During the Hurricane Katrina clean-up, a man from Kentucky loaded 19 generators onto his rented U-Haul. Driving 600 miles to an area of Mississippi with no power, he tried to sell them. His price was double what he had paid.
A good idea?
The police confiscated the generators and placed him in jail for four days. One ABC News article said Mississippi’s Attorney General was cracking down on price gouging.
A politician would call the man from Kentucky a price gouger. An economist would say he was solving a shortage problem.
Anti-Price Gouging Laws
With Hurricane Matthew threatening the state of Florida, they activated their price gouging hotline. The law prohibits excessive price increases for “essential commodities” during a state of emergency.
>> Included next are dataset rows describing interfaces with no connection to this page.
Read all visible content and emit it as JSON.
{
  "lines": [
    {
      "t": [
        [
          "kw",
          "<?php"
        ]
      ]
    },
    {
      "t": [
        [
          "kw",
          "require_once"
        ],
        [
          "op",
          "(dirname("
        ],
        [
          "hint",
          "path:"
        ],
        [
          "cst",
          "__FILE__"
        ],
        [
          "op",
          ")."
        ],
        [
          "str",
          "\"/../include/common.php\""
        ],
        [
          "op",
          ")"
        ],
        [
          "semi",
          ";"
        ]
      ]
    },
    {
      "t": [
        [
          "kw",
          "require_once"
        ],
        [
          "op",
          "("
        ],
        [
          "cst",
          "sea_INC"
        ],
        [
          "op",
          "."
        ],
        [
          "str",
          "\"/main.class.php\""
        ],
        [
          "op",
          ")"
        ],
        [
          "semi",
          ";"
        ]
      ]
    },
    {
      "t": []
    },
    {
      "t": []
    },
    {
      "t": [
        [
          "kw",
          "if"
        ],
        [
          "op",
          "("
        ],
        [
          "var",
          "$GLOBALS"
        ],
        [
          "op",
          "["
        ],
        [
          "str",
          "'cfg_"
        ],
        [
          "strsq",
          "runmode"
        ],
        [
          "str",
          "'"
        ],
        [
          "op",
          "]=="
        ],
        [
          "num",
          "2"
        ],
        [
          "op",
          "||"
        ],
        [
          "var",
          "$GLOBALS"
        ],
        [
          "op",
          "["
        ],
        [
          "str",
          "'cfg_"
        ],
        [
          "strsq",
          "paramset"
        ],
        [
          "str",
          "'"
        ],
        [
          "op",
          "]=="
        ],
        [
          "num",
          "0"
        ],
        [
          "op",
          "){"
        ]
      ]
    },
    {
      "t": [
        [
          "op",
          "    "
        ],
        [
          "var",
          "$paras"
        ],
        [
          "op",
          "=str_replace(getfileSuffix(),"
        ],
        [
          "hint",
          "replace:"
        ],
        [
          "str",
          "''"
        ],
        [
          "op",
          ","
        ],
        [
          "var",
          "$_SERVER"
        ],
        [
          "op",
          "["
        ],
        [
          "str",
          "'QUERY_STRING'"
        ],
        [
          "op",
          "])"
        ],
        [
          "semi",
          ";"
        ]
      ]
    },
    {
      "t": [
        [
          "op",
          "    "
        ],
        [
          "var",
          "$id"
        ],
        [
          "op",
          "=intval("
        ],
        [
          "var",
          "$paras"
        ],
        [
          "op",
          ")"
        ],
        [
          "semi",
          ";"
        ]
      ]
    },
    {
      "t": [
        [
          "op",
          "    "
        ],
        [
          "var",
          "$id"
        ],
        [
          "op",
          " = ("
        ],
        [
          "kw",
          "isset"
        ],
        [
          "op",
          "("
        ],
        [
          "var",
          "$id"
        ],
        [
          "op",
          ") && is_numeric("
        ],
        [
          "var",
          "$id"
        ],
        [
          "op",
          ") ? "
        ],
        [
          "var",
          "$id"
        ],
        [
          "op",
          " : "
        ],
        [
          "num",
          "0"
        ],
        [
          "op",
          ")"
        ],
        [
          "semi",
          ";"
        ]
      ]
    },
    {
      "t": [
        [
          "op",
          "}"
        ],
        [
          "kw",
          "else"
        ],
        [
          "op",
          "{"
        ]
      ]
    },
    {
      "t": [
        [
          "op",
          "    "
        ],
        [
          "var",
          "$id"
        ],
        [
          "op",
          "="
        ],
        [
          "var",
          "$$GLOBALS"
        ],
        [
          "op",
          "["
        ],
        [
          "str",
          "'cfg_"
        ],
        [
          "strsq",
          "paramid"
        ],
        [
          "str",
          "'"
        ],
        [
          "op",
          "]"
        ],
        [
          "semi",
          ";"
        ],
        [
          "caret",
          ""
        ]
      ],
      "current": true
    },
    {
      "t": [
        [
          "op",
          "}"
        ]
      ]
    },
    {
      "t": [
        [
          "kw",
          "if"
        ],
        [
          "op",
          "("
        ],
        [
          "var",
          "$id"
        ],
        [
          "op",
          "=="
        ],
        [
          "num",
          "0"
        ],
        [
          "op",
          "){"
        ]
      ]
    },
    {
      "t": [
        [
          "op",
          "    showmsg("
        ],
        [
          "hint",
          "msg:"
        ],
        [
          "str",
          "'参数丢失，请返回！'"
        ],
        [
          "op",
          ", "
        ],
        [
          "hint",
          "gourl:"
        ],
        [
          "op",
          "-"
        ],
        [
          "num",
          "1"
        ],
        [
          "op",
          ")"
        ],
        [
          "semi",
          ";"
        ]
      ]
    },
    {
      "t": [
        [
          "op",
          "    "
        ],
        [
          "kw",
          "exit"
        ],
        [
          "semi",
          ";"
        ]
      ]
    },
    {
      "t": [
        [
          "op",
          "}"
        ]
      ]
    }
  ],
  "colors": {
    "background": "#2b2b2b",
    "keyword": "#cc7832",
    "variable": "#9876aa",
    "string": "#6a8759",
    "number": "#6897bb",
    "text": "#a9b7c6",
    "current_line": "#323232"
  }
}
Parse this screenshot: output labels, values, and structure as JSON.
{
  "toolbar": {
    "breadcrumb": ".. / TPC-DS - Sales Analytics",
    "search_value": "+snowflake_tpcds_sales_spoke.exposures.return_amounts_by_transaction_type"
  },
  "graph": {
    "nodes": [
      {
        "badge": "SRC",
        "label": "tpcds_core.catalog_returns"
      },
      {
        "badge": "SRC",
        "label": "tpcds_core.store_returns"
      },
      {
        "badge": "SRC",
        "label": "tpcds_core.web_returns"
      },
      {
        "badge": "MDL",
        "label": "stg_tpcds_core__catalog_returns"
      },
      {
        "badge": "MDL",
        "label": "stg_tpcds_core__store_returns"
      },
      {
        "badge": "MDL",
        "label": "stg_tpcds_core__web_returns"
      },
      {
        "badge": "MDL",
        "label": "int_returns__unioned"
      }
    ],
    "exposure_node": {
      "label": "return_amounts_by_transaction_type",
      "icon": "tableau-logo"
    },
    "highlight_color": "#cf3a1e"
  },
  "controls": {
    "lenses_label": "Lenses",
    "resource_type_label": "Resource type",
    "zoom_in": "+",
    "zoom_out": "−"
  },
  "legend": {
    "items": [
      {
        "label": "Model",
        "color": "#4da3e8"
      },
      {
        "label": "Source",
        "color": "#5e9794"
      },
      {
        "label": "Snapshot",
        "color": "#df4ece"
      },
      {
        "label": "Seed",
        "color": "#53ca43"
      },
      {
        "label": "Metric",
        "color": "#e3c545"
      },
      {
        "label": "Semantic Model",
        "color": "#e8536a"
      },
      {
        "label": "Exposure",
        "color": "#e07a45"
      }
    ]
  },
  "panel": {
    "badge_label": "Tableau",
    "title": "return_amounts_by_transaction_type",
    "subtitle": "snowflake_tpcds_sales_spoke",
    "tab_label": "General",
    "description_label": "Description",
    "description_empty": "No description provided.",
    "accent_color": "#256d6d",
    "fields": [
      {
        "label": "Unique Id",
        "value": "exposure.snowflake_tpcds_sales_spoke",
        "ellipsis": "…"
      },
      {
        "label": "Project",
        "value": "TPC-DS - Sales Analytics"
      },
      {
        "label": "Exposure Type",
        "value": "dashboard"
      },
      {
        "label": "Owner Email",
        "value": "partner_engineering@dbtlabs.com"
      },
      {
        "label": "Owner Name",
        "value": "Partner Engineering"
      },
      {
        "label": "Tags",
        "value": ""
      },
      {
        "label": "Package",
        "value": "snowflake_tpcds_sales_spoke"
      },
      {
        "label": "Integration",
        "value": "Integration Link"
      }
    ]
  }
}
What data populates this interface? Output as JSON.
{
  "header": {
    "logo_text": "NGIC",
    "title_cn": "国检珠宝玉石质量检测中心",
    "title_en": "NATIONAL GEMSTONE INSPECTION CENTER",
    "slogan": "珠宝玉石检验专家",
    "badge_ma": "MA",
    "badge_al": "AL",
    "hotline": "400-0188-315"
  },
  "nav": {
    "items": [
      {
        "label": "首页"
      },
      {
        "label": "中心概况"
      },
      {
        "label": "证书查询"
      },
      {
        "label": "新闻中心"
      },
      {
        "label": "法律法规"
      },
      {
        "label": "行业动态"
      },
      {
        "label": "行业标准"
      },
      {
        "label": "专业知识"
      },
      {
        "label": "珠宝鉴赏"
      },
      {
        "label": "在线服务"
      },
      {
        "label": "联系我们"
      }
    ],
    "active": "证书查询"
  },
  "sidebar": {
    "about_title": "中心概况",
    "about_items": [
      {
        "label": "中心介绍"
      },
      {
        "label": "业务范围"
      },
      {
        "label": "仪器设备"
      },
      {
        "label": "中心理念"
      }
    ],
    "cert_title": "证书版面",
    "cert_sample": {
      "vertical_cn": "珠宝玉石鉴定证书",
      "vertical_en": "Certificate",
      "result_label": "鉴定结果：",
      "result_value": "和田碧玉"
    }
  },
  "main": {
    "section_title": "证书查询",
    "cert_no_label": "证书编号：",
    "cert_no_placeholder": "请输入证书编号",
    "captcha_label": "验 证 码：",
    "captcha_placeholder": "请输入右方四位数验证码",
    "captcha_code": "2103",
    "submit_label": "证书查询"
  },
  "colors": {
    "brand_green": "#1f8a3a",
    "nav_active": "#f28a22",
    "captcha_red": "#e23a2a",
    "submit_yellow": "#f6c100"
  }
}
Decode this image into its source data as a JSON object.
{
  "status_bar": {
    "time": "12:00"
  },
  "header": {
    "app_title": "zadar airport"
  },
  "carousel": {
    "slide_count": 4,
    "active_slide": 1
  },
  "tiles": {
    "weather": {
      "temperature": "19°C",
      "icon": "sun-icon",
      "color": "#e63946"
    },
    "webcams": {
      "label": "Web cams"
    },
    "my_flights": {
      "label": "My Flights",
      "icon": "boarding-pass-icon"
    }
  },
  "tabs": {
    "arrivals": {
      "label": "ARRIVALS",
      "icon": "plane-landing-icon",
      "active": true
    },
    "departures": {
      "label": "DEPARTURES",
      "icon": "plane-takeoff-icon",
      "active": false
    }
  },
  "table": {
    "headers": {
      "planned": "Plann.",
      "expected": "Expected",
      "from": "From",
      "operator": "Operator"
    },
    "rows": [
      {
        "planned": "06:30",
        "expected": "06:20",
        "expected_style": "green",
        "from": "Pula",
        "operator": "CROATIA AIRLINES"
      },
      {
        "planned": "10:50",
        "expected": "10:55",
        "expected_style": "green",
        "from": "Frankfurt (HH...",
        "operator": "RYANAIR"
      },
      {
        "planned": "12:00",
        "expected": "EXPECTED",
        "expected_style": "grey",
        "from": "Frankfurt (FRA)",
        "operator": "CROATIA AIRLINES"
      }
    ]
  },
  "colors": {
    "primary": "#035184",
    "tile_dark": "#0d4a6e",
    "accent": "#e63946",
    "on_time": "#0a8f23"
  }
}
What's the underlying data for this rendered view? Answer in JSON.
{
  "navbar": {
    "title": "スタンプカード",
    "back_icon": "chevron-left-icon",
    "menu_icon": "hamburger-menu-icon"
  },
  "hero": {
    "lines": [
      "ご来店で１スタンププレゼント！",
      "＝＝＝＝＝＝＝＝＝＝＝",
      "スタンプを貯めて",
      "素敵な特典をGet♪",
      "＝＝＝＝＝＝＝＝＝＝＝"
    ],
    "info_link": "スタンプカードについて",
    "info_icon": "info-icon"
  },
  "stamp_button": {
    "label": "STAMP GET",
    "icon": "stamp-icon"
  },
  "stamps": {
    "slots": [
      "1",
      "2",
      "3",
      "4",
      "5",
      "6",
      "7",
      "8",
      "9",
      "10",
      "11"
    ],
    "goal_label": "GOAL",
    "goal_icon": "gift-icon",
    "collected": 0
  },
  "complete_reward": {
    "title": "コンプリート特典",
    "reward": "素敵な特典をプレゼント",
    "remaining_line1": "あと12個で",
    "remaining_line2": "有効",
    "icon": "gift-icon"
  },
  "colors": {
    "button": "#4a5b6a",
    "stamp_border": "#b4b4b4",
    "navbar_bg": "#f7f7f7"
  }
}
Below, each of the blue states has a price gouging law:
Our Bottom Line: The Benefits of Price Gouging
After Hurricane Sandy devastated parts of my NJ township in 2012, the local gas station resembled this picture. Where they could find an open station, people waited on gas lines for as much as 3 hours:
You can see where I am going.
I suspect that NJ’s price gouging law helped to create the problem. After all, higher prices encourage producers to sell more gas. They work a little harder to find extra, they extend their hours and they buy generators in areas that tend to lose power. Meanwhile, higher prices encourage consumers to buy less. As a result, those of us at the back of the line have a chance of getting gas.
My sources and more: This excellent HBR article on price gouging gave some good background for assessing yesterday’s announcement from Florida. More broadly, this econtalk podcast on a just price made one of my morning walks fascinating and this ungated WSJ article added insight to the discussion.